What you should do: Provide the count of lines below where "this" occurs, with no other output.

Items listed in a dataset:
------------------------------

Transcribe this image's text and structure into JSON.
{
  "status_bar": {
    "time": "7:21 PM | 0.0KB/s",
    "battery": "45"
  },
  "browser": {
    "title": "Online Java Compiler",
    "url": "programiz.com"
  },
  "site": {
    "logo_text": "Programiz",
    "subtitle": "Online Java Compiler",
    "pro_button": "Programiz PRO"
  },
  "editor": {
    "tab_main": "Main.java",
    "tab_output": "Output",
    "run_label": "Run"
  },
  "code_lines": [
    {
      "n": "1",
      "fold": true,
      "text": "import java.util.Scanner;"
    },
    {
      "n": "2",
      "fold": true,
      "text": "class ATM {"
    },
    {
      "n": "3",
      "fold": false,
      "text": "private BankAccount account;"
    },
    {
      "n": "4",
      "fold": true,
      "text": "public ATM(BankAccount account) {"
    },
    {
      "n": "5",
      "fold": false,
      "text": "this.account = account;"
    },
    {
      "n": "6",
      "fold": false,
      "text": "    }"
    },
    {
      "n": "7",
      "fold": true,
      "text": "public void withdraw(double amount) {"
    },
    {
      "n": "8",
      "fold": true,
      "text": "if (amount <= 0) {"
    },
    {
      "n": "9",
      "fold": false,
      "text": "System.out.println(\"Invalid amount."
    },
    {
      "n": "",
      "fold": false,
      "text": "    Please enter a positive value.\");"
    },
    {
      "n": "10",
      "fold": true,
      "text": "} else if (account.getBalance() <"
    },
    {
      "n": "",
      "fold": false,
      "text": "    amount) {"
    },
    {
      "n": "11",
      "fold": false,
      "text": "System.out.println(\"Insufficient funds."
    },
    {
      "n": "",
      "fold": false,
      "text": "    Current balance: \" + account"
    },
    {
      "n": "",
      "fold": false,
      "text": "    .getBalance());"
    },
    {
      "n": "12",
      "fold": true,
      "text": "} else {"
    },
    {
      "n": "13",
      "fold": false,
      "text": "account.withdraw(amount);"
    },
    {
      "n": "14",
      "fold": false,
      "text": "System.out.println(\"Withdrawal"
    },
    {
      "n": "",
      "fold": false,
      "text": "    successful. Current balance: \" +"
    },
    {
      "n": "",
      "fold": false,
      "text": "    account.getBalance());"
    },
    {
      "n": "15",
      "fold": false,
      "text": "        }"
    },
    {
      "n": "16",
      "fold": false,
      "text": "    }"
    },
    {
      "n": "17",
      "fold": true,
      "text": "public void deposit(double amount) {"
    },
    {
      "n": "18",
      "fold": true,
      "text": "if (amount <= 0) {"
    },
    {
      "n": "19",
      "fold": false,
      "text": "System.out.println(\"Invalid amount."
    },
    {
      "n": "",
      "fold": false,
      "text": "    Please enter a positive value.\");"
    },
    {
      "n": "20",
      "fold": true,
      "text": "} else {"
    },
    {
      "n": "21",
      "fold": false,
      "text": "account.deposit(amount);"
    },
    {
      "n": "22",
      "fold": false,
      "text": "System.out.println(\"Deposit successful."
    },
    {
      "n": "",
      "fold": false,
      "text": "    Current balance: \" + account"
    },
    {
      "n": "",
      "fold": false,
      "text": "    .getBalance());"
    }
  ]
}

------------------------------

Result of the exercise: 2